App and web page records
━━━━━━

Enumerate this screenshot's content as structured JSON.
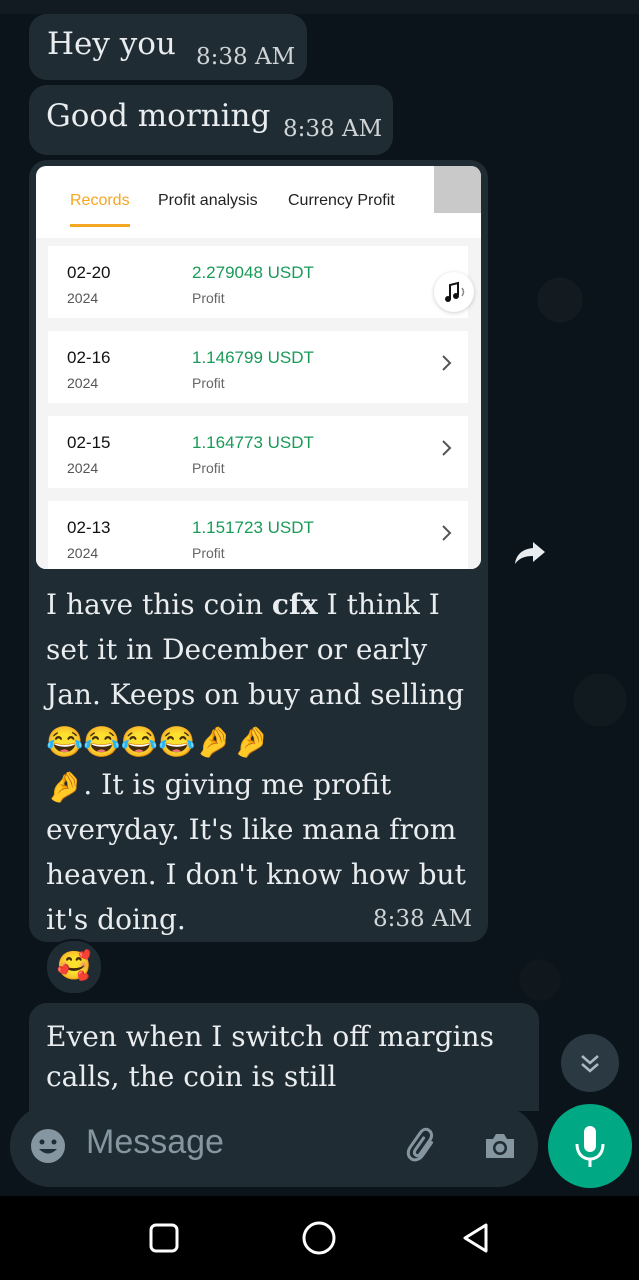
{
  "messages": [
    {
      "text": "Hey you",
      "time": "8:38 AM"
    },
    {
      "text": "Good morning",
      "time": "8:38 AM"
    }
  ],
  "image_message": {
    "screenshot": {
      "tabs": [
        "Records",
        "Profit analysis",
        "Currency Profit"
      ],
      "active_tab": "Records",
      "records": [
        {
          "date": "02-20",
          "year": "2024",
          "amount": "2.279048 USDT",
          "type": "Profit"
        },
        {
          "date": "02-16",
          "year": "2024",
          "amount": "1.146799 USDT",
          "type": "Profit"
        },
        {
          "date": "02-15",
          "year": "2024",
          "amount": "1.164773 USDT",
          "type": "Profit"
        },
        {
          "date": "02-13",
          "year": "2024",
          "amount": "1.151723 USDT",
          "type": "Profit"
        }
      ],
      "accent_color": "#f5a623",
      "profit_color": "#1a9a58"
    },
    "caption": {
      "part1": "I have this coin ",
      "bold": "cfx",
      "part2": " I think I set it in December or early Jan. Keeps on buy and selling",
      "emojis1": "😂😂😂😂🤌🤌",
      "emojis2": "🤌",
      "part3": ". It is giving me profit everyday. It's like mana from heaven. I don't know how but it's doing."
    },
    "time": "8:38 AM",
    "reaction": "🥰"
  },
  "partial_message": {
    "text": "Even when I switch off margins calls, the coin is still"
  },
  "composer": {
    "placeholder": "Message"
  },
  "icons": {
    "emoji": "smiley-icon",
    "attach": "paperclip-icon",
    "camera": "camera-icon",
    "mic": "microphone-icon",
    "forward": "forward-arrow-icon",
    "scroll": "double-chevron-down-icon",
    "nav": [
      "recents-square-icon",
      "home-circle-icon",
      "back-triangle-icon"
    ]
  },
  "colors": {
    "background": "#0b141a",
    "bubble": "#202c33",
    "mic_button": "#00a884",
    "text": "#e9edef",
    "muted": "#8696a0"
  }
}
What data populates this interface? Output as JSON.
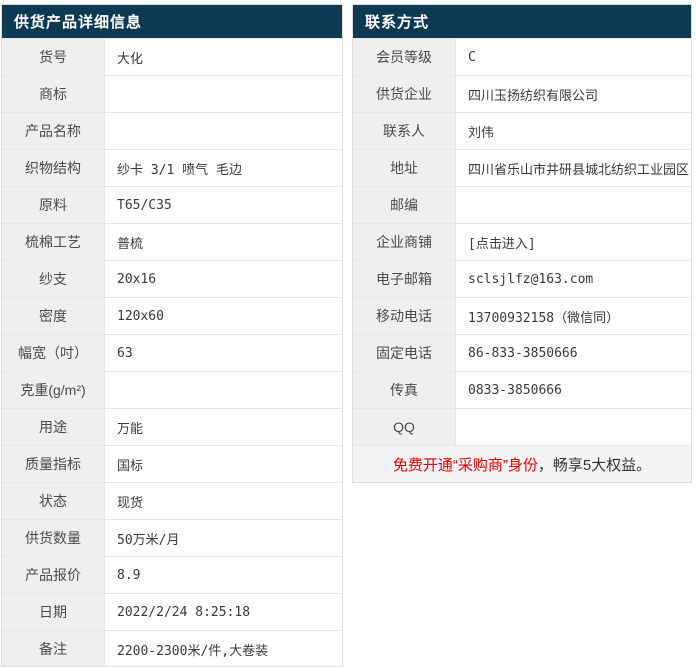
{
  "theme": {
    "header_bg": "#0d3a52",
    "label_bg": "#efefef",
    "row_border": "#e6e6e6",
    "outer_border": "#dddddd",
    "red": "#e60000"
  },
  "product_table": {
    "title": "供货产品详细信息",
    "rows": [
      {
        "label": "货号",
        "value": "大化"
      },
      {
        "label": "商标",
        "value": ""
      },
      {
        "label": "产品名称",
        "value": ""
      },
      {
        "label": "织物结构",
        "value": "纱卡 3/1 喷气 毛边"
      },
      {
        "label": "原料",
        "value": "T65/C35"
      },
      {
        "label": "梳棉工艺",
        "value": "普梳"
      },
      {
        "label": "纱支",
        "value": "20x16"
      },
      {
        "label": "密度",
        "value": "120x60"
      },
      {
        "label": "幅宽（吋）",
        "value": "63"
      },
      {
        "label": "克重(g/m²)",
        "value": ""
      },
      {
        "label": "用途",
        "value": "万能"
      },
      {
        "label": "质量指标",
        "value": "国标"
      },
      {
        "label": "状态",
        "value": "现货"
      },
      {
        "label": "供货数量",
        "value": "50万米/月"
      },
      {
        "label": "产品报价",
        "value": "8.9"
      },
      {
        "label": "日期",
        "value": "2022/2/24 8:25:18"
      },
      {
        "label": "备注",
        "value": "2200-2300米/件,大卷装"
      }
    ]
  },
  "contact_table": {
    "title": "联系方式",
    "rows": [
      {
        "label": "会员等级",
        "value": "C"
      },
      {
        "label": "供货企业",
        "value": "四川玉扬纺织有限公司"
      },
      {
        "label": "联系人",
        "value": "刘伟"
      },
      {
        "label": "地址",
        "value": "四川省乐山市井研县城北纺织工业园区"
      },
      {
        "label": "邮编",
        "value": ""
      },
      {
        "label": "企业商铺",
        "value": "[点击进入]",
        "link": true
      },
      {
        "label": "电子邮箱",
        "value": "sclsjlfz@163.com"
      },
      {
        "label": "移动电话",
        "value": "13700932158（微信同）"
      },
      {
        "label": "固定电话",
        "value": "86-833-3850666"
      },
      {
        "label": "传真",
        "value": "0833-3850666"
      },
      {
        "label": "QQ",
        "value": ""
      }
    ],
    "footer": {
      "red_text": "免费开通“采购商”身份",
      "normal_text": "，畅享5大权益。"
    }
  }
}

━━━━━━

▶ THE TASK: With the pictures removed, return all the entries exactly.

▶ OUTPUT OF THE EXERCISE:
Enumerate this screenshot's content as structured JSON.
{
  "messages": [
    {
      "text": "Hey you",
      "time": "8:38 AM"
    },
    {
      "text": "Good morning",
      "time": "8:38 AM"
    }
  ],
  "image_message": {
    "screenshot": {
      "tabs": [
        "Records",
        "Profit analysis",
        "Currency Profit"
      ],
      "active_tab": "Records",
      "records": [
        {
          "date": "02-20",
          "year": "2024",
          "amount": "2.279048 USDT",
          "type": "Profit"
        },
        {
          "date": "02-16",
          "year": "2024",
          "amount": "1.146799 USDT",
          "type": "Profit"
        },
        {
          "date": "02-15",
          "year": "2024",
          "amount": "1.164773 USDT",
          "type": "Profit"
        },
        {
          "date": "02-13",
          "year": "2024",
          "amount": "1.151723 USDT",
          "type": "Profit"
        }
      ],
      "accent_color": "#f5a623",
      "profit_color": "#1a9a58"
    },
    "caption": {
      "part1": "I have this coin ",
      "bold": "cfx",
      "part2": " I think I set it in December or early Jan. Keeps on buy and selling",
      "emojis1": "😂😂😂😂🤌🤌",
      "emojis2": "🤌",
      "part3": ". It is giving me profit everyday. It's like mana from heaven. I don't know how but it's doing."
    },
    "time": "8:38 AM",
    "reaction": "🥰"
  },
  "partial_message": {
    "text": "Even when I switch off margins calls, the coin is still"
  },
  "composer": {
    "placeholder": "Message"
  },
  "icons": {
    "emoji": "smiley-icon",
    "attach": "paperclip-icon",
    "camera": "camera-icon",
    "mic": "microphone-icon",
    "forward": "forward-arrow-icon",
    "scroll": "double-chevron-down-icon",
    "nav": [
      "recents-square-icon",
      "home-circle-icon",
      "back-triangle-icon"
    ]
  },
  "colors": {
    "background": "#0b141a",
    "bubble": "#202c33",
    "mic_button": "#00a884",
    "text": "#e9edef",
    "muted": "#8696a0"
  }
}
What data populates this interface? Output as JSON.
{
  "theme": {
    "header_bg": "#0d3a52",
    "label_bg": "#efefef",
    "row_border": "#e6e6e6",
    "outer_border": "#dddddd",
    "red": "#e60000"
  },
  "product_table": {
    "title": "供货产品详细信息",
    "rows": [
      {
        "label": "货号",
        "value": "大化"
      },
      {
        "label": "商标",
        "value": ""
      },
      {
        "label": "产品名称",
        "value": ""
      },
      {
        "label": "织物结构",
        "value": "纱卡 3/1 喷气 毛边"
      },
      {
        "label": "原料",
        "value": "T65/C35"
      },
      {
        "label": "梳棉工艺",
        "value": "普梳"
      },
      {
        "label": "纱支",
        "value": "20x16"
      },
      {
        "label": "密度",
        "value": "120x60"
      },
      {
        "label": "幅宽（吋）",
        "value": "63"
      },
      {
        "label": "克重(g/m²)",
        "value": ""
      },
      {
        "label": "用途",
        "value": "万能"
      },
      {
        "label": "质量指标",
        "value": "国标"
      },
      {
        "label": "状态",
        "value": "现货"
      },
      {
        "label": "供货数量",
        "value": "50万米/月"
      },
      {
        "label": "产品报价",
        "value": "8.9"
      },
      {
        "label": "日期",
        "value": "2022/2/24 8:25:18"
      },
      {
        "label": "备注",
        "value": "2200-2300米/件,大卷装"
      }
    ]
  },
  "contact_table": {
    "title": "联系方式",
    "rows": [
      {
        "label": "会员等级",
        "value": "C"
      },
      {
        "label": "供货企业",
        "value": "四川玉扬纺织有限公司"
      },
      {
        "label": "联系人",
        "value": "刘伟"
      },
      {
        "label": "地址",
        "value": "四川省乐山市井研县城北纺织工业园区"
      },
      {
        "label": "邮编",
        "value": ""
      },
      {
        "label": "企业商铺",
        "value": "[点击进入]",
        "link": true
      },
      {
        "label": "电子邮箱",
        "value": "sclsjlfz@163.com"
      },
      {
        "label": "移动电话",
        "value": "13700932158（微信同）"
      },
      {
        "label": "固定电话",
        "value": "86-833-3850666"
      },
      {
        "label": "传真",
        "value": "0833-3850666"
      },
      {
        "label": "QQ",
        "value": ""
      }
    ],
    "footer": {
      "red_text": "免费开通“采购商”身份",
      "normal_text": "，畅享5大权益。"
    }
  }
}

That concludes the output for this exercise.